By Sama – Resource Group for Women and Health | India | 2012
Excerpt from the Introduction:
There is an urgent need to initiate processes for a critical understanding of commercial surrogacy, that has assumed the proportion of a transnational industry towards building a collective, feminist response to it. This requires a strengthening of linkages between academia and activism that builds a perspective on the interaction of market, technology, patriarchy, and hetero-normativity as seen in this practice.
Further, the Draft ART Bill – 2010, prepared by the Indian Council of Medical Research (ICMR), necessitates a parallel process of mobilizing a wider response, particularly because this proposed legislation will be the first of its kind in South Asia, and is a step forward in checking the untrammeled commercialization of ARTs. In its current form, the Bill is hugely lacking in addressing this as well as the disadvantaged position of the surrogate.
Being a part of debates on the regulation of ARTs, which currently flourish in India in the absence of any state regulation, Sama has often been confronted with issues concerning citizenship, surrogates’ payments, and the contract between the surrogate and the commissioning parents.
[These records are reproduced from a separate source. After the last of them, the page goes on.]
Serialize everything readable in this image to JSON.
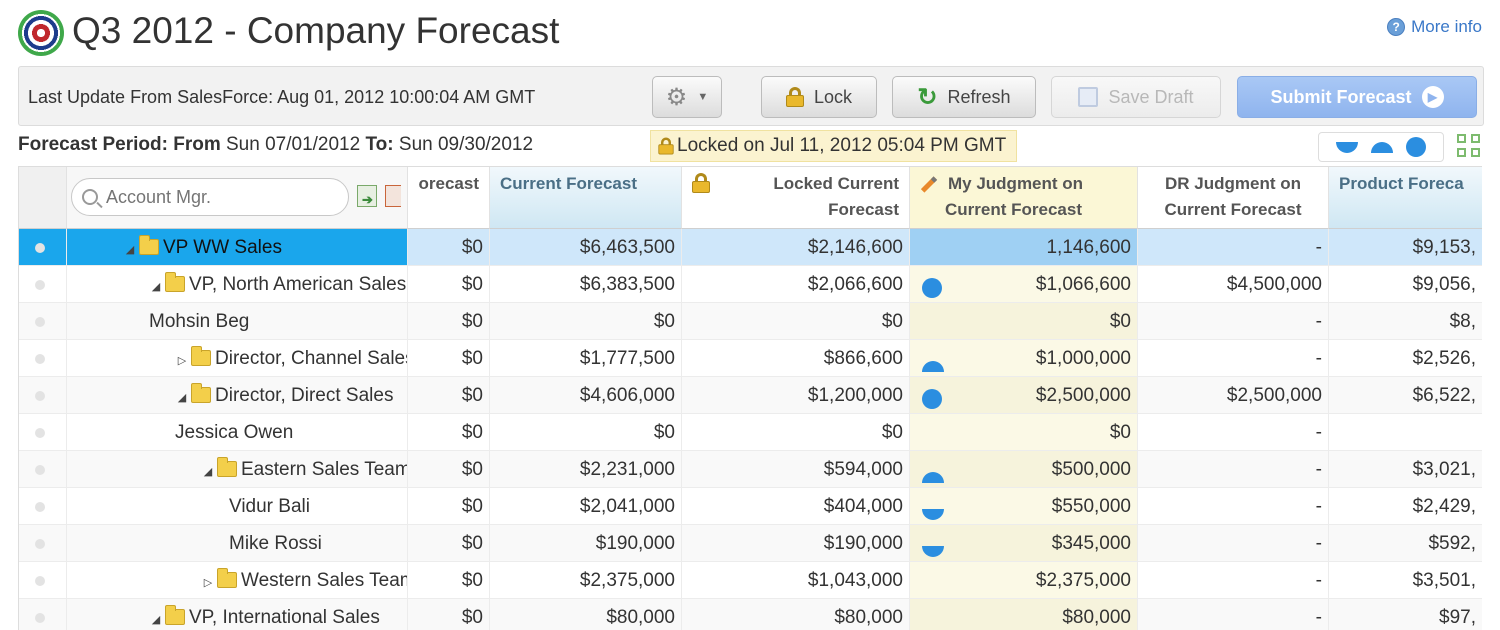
{
  "app": {
    "title": "Q3 2012 - Company Forecast",
    "more_info": "More info"
  },
  "toolbar": {
    "last_update": "Last Update From SalesForce: Aug 01, 2012 10:00:04 AM GMT",
    "lock_label": "Lock",
    "refresh_label": "Refresh",
    "save_draft_label": "Save Draft",
    "submit_label": "Submit Forecast"
  },
  "period": {
    "from_label": "Forecast Period: From",
    "from_value": "Sun 07/01/2012",
    "to_label": "To:",
    "to_value": "Sun 09/30/2012",
    "locked_text": "Locked on Jul 11, 2012 05:04 PM GMT"
  },
  "grid": {
    "search_placeholder": "Account Mgr.",
    "headers": {
      "c1": "orecast",
      "c2": "Current Forecast",
      "c3_line1": "Locked Current",
      "c3_line2": "Forecast",
      "c4_line1": "My Judgment on",
      "c4_line2": "Current Forecast",
      "c5_line1": "DR Judgment on",
      "c5_line2": "Current Forecast",
      "c6": "Product Foreca"
    },
    "rows": [
      {
        "name": "VP WW Sales",
        "c1": "$0",
        "c2": "$6,463,500",
        "c3": "$2,146,600",
        "c4": "1,146,600",
        "c5": "-",
        "c6": "$9,153,"
      },
      {
        "name": "VP, North American Sales",
        "c1": "$0",
        "c2": "$6,383,500",
        "c3": "$2,066,600",
        "c4": "$1,066,600",
        "c5": "$4,500,000",
        "c6": "$9,056,"
      },
      {
        "name": "Mohsin Beg",
        "c1": "$0",
        "c2": "$0",
        "c3": "$0",
        "c4": "$0",
        "c5": "-",
        "c6": "$8,"
      },
      {
        "name": "Director, Channel Sales",
        "c1": "$0",
        "c2": "$1,777,500",
        "c3": "$866,600",
        "c4": "$1,000,000",
        "c5": "-",
        "c6": "$2,526,"
      },
      {
        "name": "Director, Direct Sales",
        "c1": "$0",
        "c2": "$4,606,000",
        "c3": "$1,200,000",
        "c4": "$2,500,000",
        "c5": "$2,500,000",
        "c6": "$6,522,"
      },
      {
        "name": "Jessica Owen",
        "c1": "$0",
        "c2": "$0",
        "c3": "$0",
        "c4": "$0",
        "c5": "-",
        "c6": ""
      },
      {
        "name": "Eastern Sales Team",
        "c1": "$0",
        "c2": "$2,231,000",
        "c3": "$594,000",
        "c4": "$500,000",
        "c5": "-",
        "c6": "$3,021,"
      },
      {
        "name": "Vidur Bali",
        "c1": "$0",
        "c2": "$2,041,000",
        "c3": "$404,000",
        "c4": "$550,000",
        "c5": "-",
        "c6": "$2,429,"
      },
      {
        "name": "Mike Rossi",
        "c1": "$0",
        "c2": "$190,000",
        "c3": "$190,000",
        "c4": "$345,000",
        "c5": "-",
        "c6": "$592,"
      },
      {
        "name": "Western Sales Team",
        "c1": "$0",
        "c2": "$2,375,000",
        "c3": "$1,043,000",
        "c4": "$2,375,000",
        "c5": "-",
        "c6": "$3,501,"
      },
      {
        "name": "VP, International Sales",
        "c1": "$0",
        "c2": "$80,000",
        "c3": "$80,000",
        "c4": "$80,000",
        "c5": "-",
        "c6": "$97,"
      }
    ]
  },
  "icons": {
    "accent_blue": "#2b8ee0",
    "selected_row": "#1aa6ec",
    "submit_button": "#8fb4ee"
  }
}
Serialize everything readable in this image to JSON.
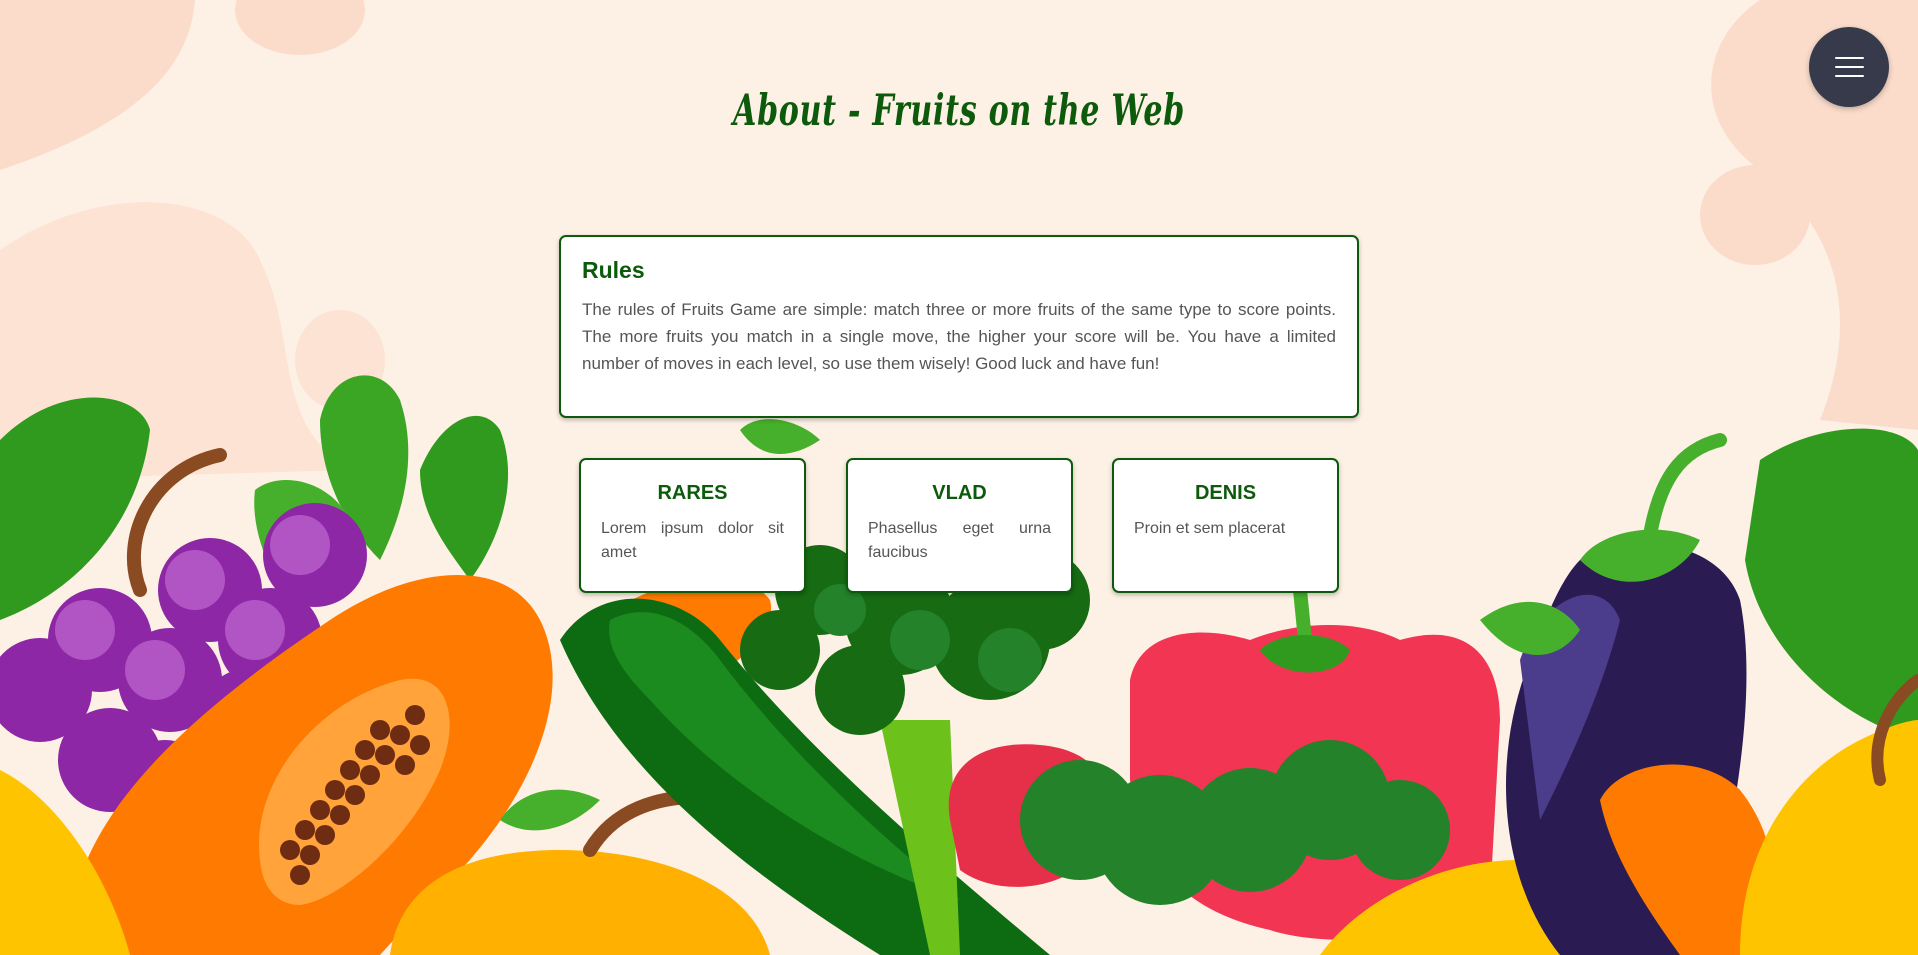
{
  "page": {
    "title": "About - Fruits on the Web"
  },
  "menu": {
    "icon": "hamburger-icon"
  },
  "rules": {
    "heading": "Rules",
    "text": "The rules of Fruits Game are simple: match three or more fruits of the same type to score points. The more fruits you match in a single move, the higher your score will be. You have a limited number of moves in each level, so use them wisely! Good luck and have fun!"
  },
  "team": [
    {
      "name": "RARES",
      "text": "Lorem ipsum dolor sit amet"
    },
    {
      "name": "VLAD",
      "text": "Phasellus eget urna faucibus"
    },
    {
      "name": "DENIS",
      "text": "Proin et sem placerat"
    }
  ],
  "colors": {
    "background": "#fdf0e4",
    "accent": "#0d5a0d",
    "menu_button": "#363a4b"
  }
}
Given this, Sama initiated the present research to gain insights into the lives of those at the heart of these issues—the surrogates—in order to make visible, and to better understand their perspectives, subjective experiences, and lives. The study scrutinizes the existing practices in the selected sites of research. Foregrounding the surrogate’s position in the arrangement and in the industry, the study examines several complexities regarding the terms of the contract, the multiple institutions and actors involved, their expectations and conditionalities regarding the surrogate pregnancy, medical practices and technological interventions.